HELLO, and welcome to another in our popular series of figure-juggling, in which we put those pesky integers and fractions to the test!
Our guest today is Mr Richard Houghton of HS2 Action Alliance. What do you do at the Alliance, Mr Houghton?
You’re a director? That’s great. Well, I see you’ve brought along some new figures. That’s great too.
So, let’s see what Mr Houghton can do with these figures. Continue reading
REPORTS about HS2 are coming along with increasingly tight headways just at the moment.
If nothing else, they give anyone bored with the imminent festivities something different to read on Boxing Day, and today we have another one.
This is from the Commons Transport Committee, which is broadly confirming its support for the scheme, subject to one or two qualifications.
The suggestions from the Committee include the possibility of starting work in the north and building towards the south, which is apparently going to be considered. Continue reading
CAN YOU hear a whirring sound? Go on, listen a bit harder.
That’s it. Anyone can hear it if they try, because it’s the Government’s spinning wheel, rotating busily to make today’s announcement about a cap on rail fares sound as luscious and family-friendly as possible. Anyone would think there’s an election in 2015. Continue reading
THERE HAVE been many works of fiction about railways. One of Sherlock Holmes’ cases involved a body found on the Underground near Aldgate, A J Cronin was able to use the Tay Bridge disaster to dispose of a character, while the adventures of E Nesbit’s Railway Children have become a much-loved legend. In more recent times railways have formed the basis of dramas or comedies on both radio and television.
The novelist Frederick Forsyth has now followed this tradition by sketching out a little effort of his own about HS2 for the Daily Express, and rollicking fun it is too. Continue reading

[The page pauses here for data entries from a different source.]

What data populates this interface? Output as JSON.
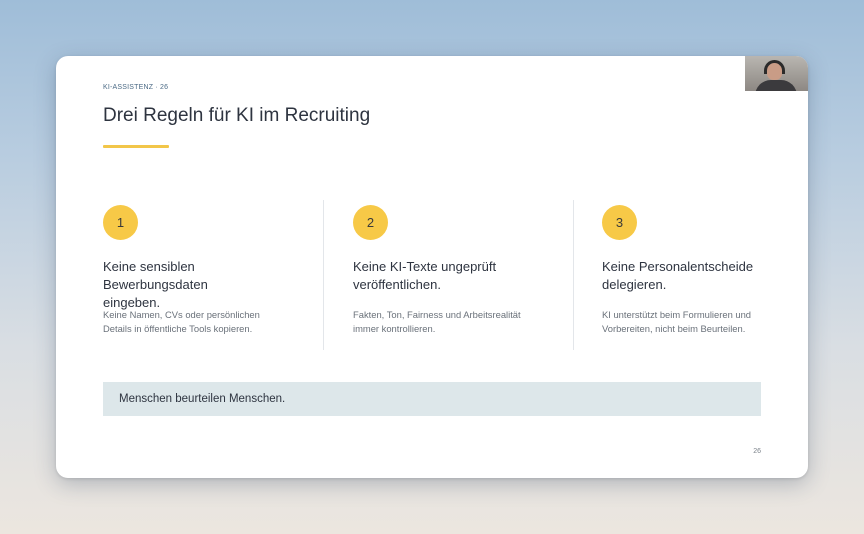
{
  "slide": {
    "kicker": "KI-ASSISTENZ · 26",
    "title": "Drei Regeln für KI im Recruiting",
    "page_number": "26",
    "accent_color": "#f7c947",
    "rules": [
      {
        "number": "1",
        "heading": "Keine sensiblen Bewerbungsdaten eingeben.",
        "text": "Keine Namen, CVs oder persönlichen Details in öffentliche Tools kopieren."
      },
      {
        "number": "2",
        "heading": "Keine KI-Texte ungeprüft veröffentlichen.",
        "text": "Fakten, Ton, Fairness und Arbeitsrealität immer kontrollieren."
      },
      {
        "number": "3",
        "heading": "Keine Personalentscheide delegieren.",
        "text": "KI unterstützt beim Formulieren und Vorbereiten, nicht beim Beurteilen."
      }
    ],
    "callout": "Menschen beurteilen Menschen."
  }
}
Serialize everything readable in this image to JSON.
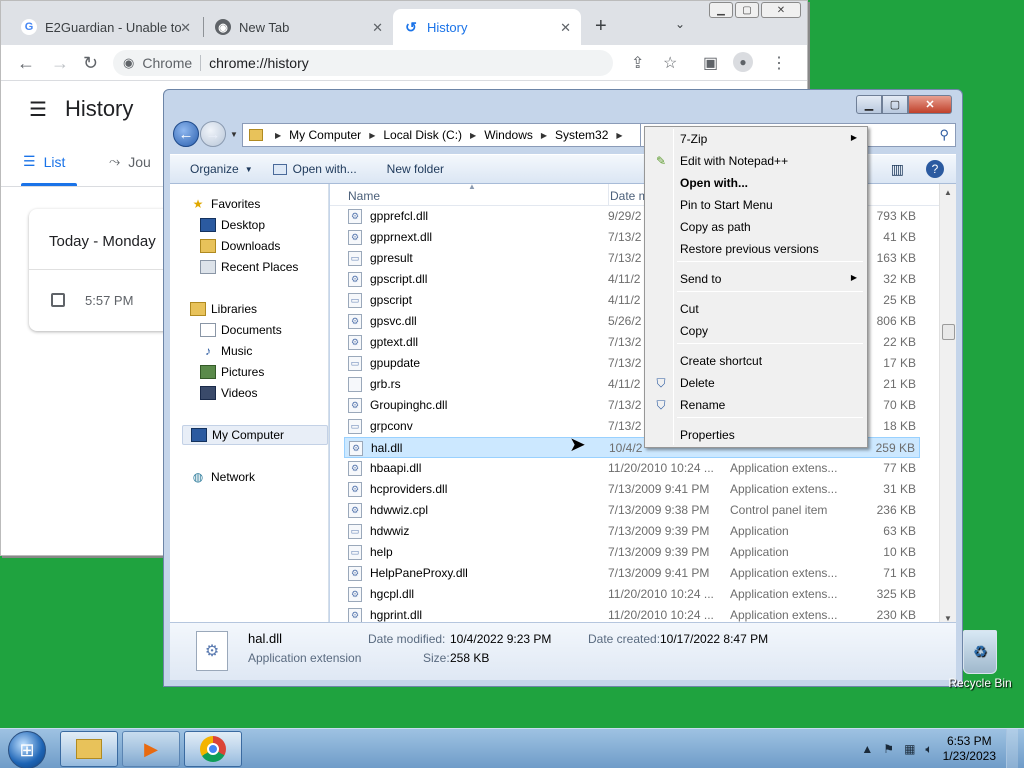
{
  "chrome": {
    "tabs": [
      {
        "label": "E2Guardian - Unable to",
        "favicon": "G"
      },
      {
        "label": "New Tab",
        "favicon": "chrome"
      },
      {
        "label": "History",
        "favicon": "history"
      }
    ],
    "new_tab": "+",
    "omnibox": {
      "site": "Chrome",
      "url": "chrome://history"
    },
    "page_title": "History",
    "history_tabs": [
      "List",
      "Jou"
    ],
    "card": {
      "day": "Today - Monday",
      "time": "5:57 PM"
    }
  },
  "explorer": {
    "breadcrumbs": [
      "My Computer",
      "Local Disk (C:)",
      "Windows",
      "System32"
    ],
    "commands": [
      "Organize",
      "Open with...",
      "New folder"
    ],
    "nav": {
      "favorites": {
        "label": "Favorites",
        "items": [
          "Desktop",
          "Downloads",
          "Recent Places"
        ]
      },
      "libraries": {
        "label": "Libraries",
        "items": [
          "Documents",
          "Music",
          "Pictures",
          "Videos"
        ]
      },
      "computer": "My Computer",
      "network": "Network"
    },
    "columns": {
      "name": "Name",
      "date": "Date m"
    },
    "files": [
      {
        "name": "gpprefcl.dll",
        "date": "9/29/2",
        "type": "",
        "size": "793 KB"
      },
      {
        "name": "gpprnext.dll",
        "date": "7/13/2",
        "type": "",
        "size": "41 KB"
      },
      {
        "name": "gpresult",
        "date": "7/13/2",
        "type": "",
        "size": "163 KB"
      },
      {
        "name": "gpscript.dll",
        "date": "4/11/2",
        "type": "",
        "size": "32 KB"
      },
      {
        "name": "gpscript",
        "date": "4/11/2",
        "type": "",
        "size": "25 KB"
      },
      {
        "name": "gpsvc.dll",
        "date": "5/26/2",
        "type": "",
        "size": "806 KB"
      },
      {
        "name": "gptext.dll",
        "date": "7/13/2",
        "type": "",
        "size": "22 KB"
      },
      {
        "name": "gpupdate",
        "date": "7/13/2",
        "type": "",
        "size": "17 KB"
      },
      {
        "name": "grb.rs",
        "date": "4/11/2",
        "type": "",
        "size": "21 KB"
      },
      {
        "name": "Groupinghc.dll",
        "date": "7/13/2",
        "type": "",
        "size": "70 KB"
      },
      {
        "name": "grpconv",
        "date": "7/13/2",
        "type": "",
        "size": "18 KB"
      },
      {
        "name": "hal.dll",
        "date": "10/4/2",
        "type": "",
        "size": "259 KB"
      },
      {
        "name": "hbaapi.dll",
        "date": "11/20/2010 10:24 ...",
        "type": "Application extens...",
        "size": "77 KB"
      },
      {
        "name": "hcproviders.dll",
        "date": "7/13/2009 9:41 PM",
        "type": "Application extens...",
        "size": "31 KB"
      },
      {
        "name": "hdwwiz.cpl",
        "date": "7/13/2009 9:38 PM",
        "type": "Control panel item",
        "size": "236 KB"
      },
      {
        "name": "hdwwiz",
        "date": "7/13/2009 9:39 PM",
        "type": "Application",
        "size": "63 KB"
      },
      {
        "name": "help",
        "date": "7/13/2009 9:39 PM",
        "type": "Application",
        "size": "10 KB"
      },
      {
        "name": "HelpPaneProxy.dll",
        "date": "7/13/2009 9:41 PM",
        "type": "Application extens...",
        "size": "71 KB"
      },
      {
        "name": "hgcpl.dll",
        "date": "11/20/2010 10:24 ...",
        "type": "Application extens...",
        "size": "325 KB"
      },
      {
        "name": "hgprint.dll",
        "date": "11/20/2010 10:24 ...",
        "type": "Application extens...",
        "size": "230 KB"
      }
    ],
    "selected_index": 11,
    "details": {
      "name": "hal.dll",
      "kind": "Application extension",
      "modified_label": "Date modified:",
      "modified": "10/4/2022 9:23 PM",
      "created_label": "Date created:",
      "created": "10/17/2022 8:47 PM",
      "size_label": "Size:",
      "size": "258 KB"
    }
  },
  "context_menu": [
    {
      "label": "7-Zip",
      "submenu": true
    },
    {
      "label": "Edit with Notepad++"
    },
    {
      "label": "Open with...",
      "bold": true
    },
    {
      "label": "Pin to Start Menu"
    },
    {
      "label": "Copy as path"
    },
    {
      "label": "Restore previous versions"
    },
    {
      "label": "Send to",
      "submenu": true
    },
    {
      "label": "Cut"
    },
    {
      "label": "Copy"
    },
    {
      "label": "Create shortcut"
    },
    {
      "label": "Delete",
      "shield": true
    },
    {
      "label": "Rename",
      "shield": true
    },
    {
      "label": "Properties"
    }
  ],
  "desktop": {
    "recycle_bin": "Recycle Bin"
  },
  "taskbar": {
    "time": "6:53 PM",
    "date": "1/23/2023"
  }
}
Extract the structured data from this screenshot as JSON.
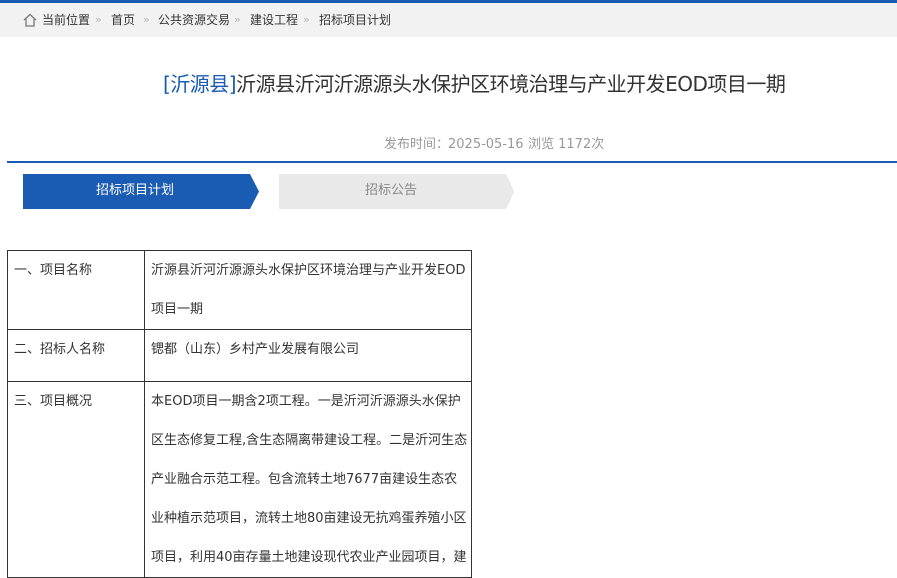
{
  "breadcrumb": {
    "current_location": "当前位置",
    "items": [
      "首页",
      "公共资源交易",
      "建设工程",
      "招标项目计划"
    ],
    "separator": "»"
  },
  "article": {
    "county_tag": "[沂源县]",
    "title": "沂源县沂河沂源源头水保护区环境治理与产业开发EOD项目一期",
    "publish_label": "发布时间：",
    "publish_date": "2025-05-16",
    "views_label": "浏览 1172次"
  },
  "steps": [
    {
      "label": "招标项目计划",
      "active": true
    },
    {
      "label": "招标公告",
      "active": false
    }
  ],
  "table": {
    "rows": [
      {
        "key": "一、项目名称",
        "lines": [
          "沂源县沂河沂源源头水保护区环境治理与产业开发EOD",
          "项目一期"
        ]
      },
      {
        "key": "二、招标人名称",
        "lines": [
          "锶都（山东）乡村产业发展有限公司"
        ]
      },
      {
        "key": "三、项目概况",
        "lines": [
          "本EOD项目一期含2项工程。一是沂河沂源源头水保护",
          "区生态修复工程,含生态隔离带建设工程。二是沂河生态",
          "产业融合示范工程。包含流转土地7677亩建设生态农",
          "业种植示范项目，流转土地80亩建设无抗鸡蛋养殖小区",
          "项目，利用40亩存量土地建设现代农业产业园项目，建"
        ]
      }
    ]
  },
  "colors": {
    "accent": "#1a5bb4",
    "breadcrumb_bg": "#f2f2f2",
    "step_inactive_bg": "#e9e9e9",
    "meta_text": "#999999"
  }
}
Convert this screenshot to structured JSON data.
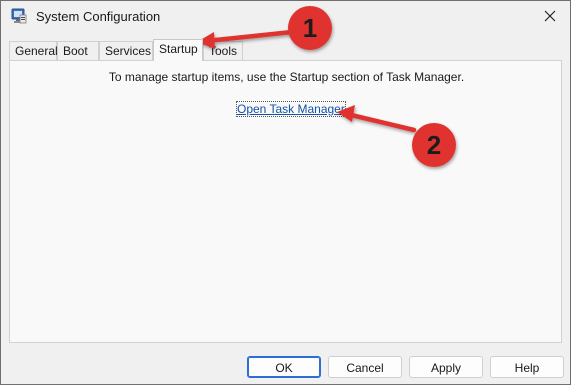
{
  "window": {
    "title": "System Configuration"
  },
  "tabs": [
    {
      "label": "General"
    },
    {
      "label": "Boot"
    },
    {
      "label": "Services"
    },
    {
      "label": "Startup",
      "active": true
    },
    {
      "label": "Tools"
    }
  ],
  "startup": {
    "message": "To manage startup items, use the Startup section of Task Manager.",
    "link_label": "Open Task Manager"
  },
  "buttons": {
    "ok": "OK",
    "cancel": "Cancel",
    "apply": "Apply",
    "help": "Help"
  },
  "annotations": {
    "marker_1": "1",
    "marker_2": "2",
    "color": "#e0312f"
  },
  "icons": {
    "app": "system-configuration-icon",
    "close": "close-icon"
  }
}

THOSE opposed to the building of a High Speed line between London, the West Midlands and north of England — with a potential extension onwards to Scotland — are apparently becoming desperate.
Distortions and exaggerations have become commonplace, but now we are moving towards the zone of serious, blatant misinformation. Continue reading
A simple question in Parliament about the possibility of reintroducing ‘third class’ train travel has had a curious effect in the highest traditions of the silly season — which is not usually thought to include November.
THE continuing crisis over the collapse of the West Coast franchise competition is now sweeping through the Department for Transport like an administrative version of Hurricane Sandy.
Ministers have grovelled and civil servants have been suspended, but with just one month left of the present West Coast contract there is still no confirmation that Virgin Trains will be running services on West Coast after 8 December. Continue reading